The genomic data, described in a new study in Science Advances, is the first investigation of the genomic diversity of individuals buried at Machu Picchu and adjacent places around Cusco, the Inca capital. It builds upon previous archeological and bio-archaeological research, including a 2021 Yale-led study which found that Machu Picchu (AD 1420-1530) is older than was previously believed.

"The DNA analysis not only confirms the historical accounts that retainers were drawn from many different ethnic groups under Inca control, but it also demonstrates a much greater diversity of origins than had been suspected with individuals being brought from the entire empire," said archaeologist Richard Burger, the Charles J. MacCurdy Professor of Anthropology in Yale's Faculty of Arts and Sciences and lead researcher for the Machu Picchu project.

Comment: It seems to be a relatively common scenario whereby the elite are served by peoples they have conquered: Also check out SOTT radio's: MindMatters: America Before: Comets, Catastrophes, Mounds and Mythology


Thracian horseman tablet discovered in Bulgaria

Thracian horseman
© Bulgarian News Agency
A stone votive relief depicting the Thracian horseman was discovered on Thursday in the ancient city of Heraclea Sintica.

The Thracian horseman, also known as the Thracian rider, is a recurring motif depicted in reliefs of the Hellenistic and Roman periods in the Balkans, mainly between the 3rd century BC to the 3rd century AD.

"This is the first time we're discovering such a well-made votive tablet," Assoc.

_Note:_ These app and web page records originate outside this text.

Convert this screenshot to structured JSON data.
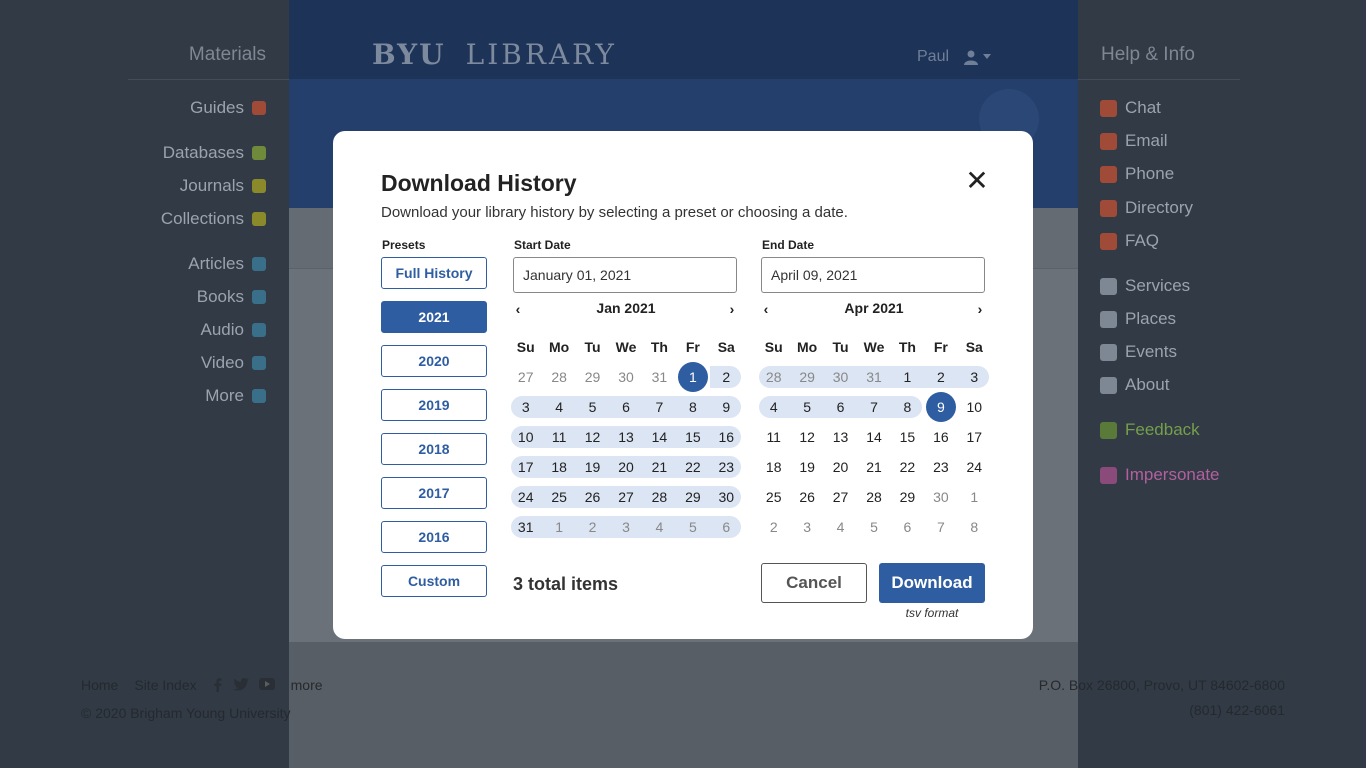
{
  "colors": {
    "primary": "#2f5da1",
    "range": "#dce5f3",
    "overlay": "#313a45"
  },
  "background": {
    "materials": {
      "title": "Materials",
      "items": [
        {
          "label": "Guides",
          "icon": "compass-icon",
          "color": "#a04a38"
        },
        {
          "label": "Databases",
          "icon": "layers-icon",
          "color": "#6f8a3a"
        },
        {
          "label": "Journals",
          "icon": "books-icon",
          "color": "#8a8a2a"
        },
        {
          "label": "Collections",
          "icon": "inbox-icon",
          "color": "#8a8a2a"
        },
        {
          "label": "Articles",
          "icon": "document-icon",
          "color": "#3a6f8a"
        },
        {
          "label": "Books",
          "icon": "book-icon",
          "color": "#3a6f8a"
        },
        {
          "label": "Audio",
          "icon": "headphones-icon",
          "color": "#3a6f8a"
        },
        {
          "label": "Video",
          "icon": "video-icon",
          "color": "#3a6f8a"
        },
        {
          "label": "More",
          "icon": "arrow-right-icon",
          "color": "#3a6f8a"
        }
      ]
    },
    "help": {
      "title": "Help & Info",
      "items": [
        {
          "label": "Chat",
          "icon": "chat-icon",
          "color": "#a04a38"
        },
        {
          "label": "Email",
          "icon": "envelope-icon",
          "color": "#a04a38"
        },
        {
          "label": "Phone",
          "icon": "phone-icon",
          "color": "#a04a38"
        },
        {
          "label": "Directory",
          "icon": "person-icon",
          "color": "#a04a38"
        },
        {
          "label": "FAQ",
          "icon": "question-icon",
          "color": "#a04a38"
        },
        {
          "label": "Services",
          "icon": "paperclip-icon",
          "color": "#7e8794"
        },
        {
          "label": "Places",
          "icon": "pin-icon",
          "color": "#7e8794"
        },
        {
          "label": "Events",
          "icon": "calendar-icon",
          "color": "#7e8794"
        },
        {
          "label": "About",
          "icon": "info-icon",
          "color": "#7e8794"
        },
        {
          "label": "Feedback",
          "icon": "thumbs-up-icon",
          "color": "#5a7a3a"
        },
        {
          "label": "Impersonate",
          "icon": "impersonate-icon",
          "color": "#8a4a7a"
        }
      ]
    },
    "header": {
      "logo_byu": "BYU",
      "logo_library": "LIBRARY",
      "user": "Paul"
    },
    "footer": {
      "home": "Home",
      "site_index": "Site Index",
      "more": "more",
      "copyright": "© 2020 Brigham Young University",
      "address": "P.O. Box 26800, Provo, UT 84602-6800",
      "phone": "(801) 422-6061"
    }
  },
  "modal": {
    "title": "Download History",
    "subtitle": "Download your library history by selecting a preset or choosing a date.",
    "presets_label": "Presets",
    "presets": [
      "Full History",
      "2021",
      "2020",
      "2019",
      "2018",
      "2017",
      "2016",
      "Custom"
    ],
    "active_preset": "2021",
    "start": {
      "label": "Start Date",
      "value": "January 01, 2021",
      "month": "Jan 2021",
      "days": [
        [
          "27",
          "28",
          "29",
          "30",
          "31",
          "1",
          "2"
        ],
        [
          "3",
          "4",
          "5",
          "6",
          "7",
          "8",
          "9"
        ],
        [
          "10",
          "11",
          "12",
          "13",
          "14",
          "15",
          "16"
        ],
        [
          "17",
          "18",
          "19",
          "20",
          "21",
          "22",
          "23"
        ],
        [
          "24",
          "25",
          "26",
          "27",
          "28",
          "29",
          "30"
        ],
        [
          "31",
          "1",
          "2",
          "3",
          "4",
          "5",
          "6"
        ]
      ],
      "selected": "1"
    },
    "end": {
      "label": "End Date",
      "value": "April  09, 2021",
      "month": "Apr 2021",
      "days": [
        [
          "28",
          "29",
          "30",
          "31",
          "1",
          "2",
          "3"
        ],
        [
          "4",
          "5",
          "6",
          "7",
          "8",
          "9",
          "10"
        ],
        [
          "11",
          "12",
          "13",
          "14",
          "15",
          "16",
          "17"
        ],
        [
          "18",
          "19",
          "20",
          "21",
          "22",
          "23",
          "24"
        ],
        [
          "25",
          "26",
          "27",
          "28",
          "29",
          "30",
          "1"
        ],
        [
          "2",
          "3",
          "4",
          "5",
          "6",
          "7",
          "8"
        ]
      ],
      "selected": "9"
    },
    "weekdays": [
      "Su",
      "Mo",
      "Tu",
      "We",
      "Th",
      "Fr",
      "Sa"
    ],
    "total": "3 total items",
    "cancel": "Cancel",
    "download": "Download",
    "format": "tsv format"
  }
}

Prof. Lyudmil Vagalinski, who is leading the excavations in the ancient city, said.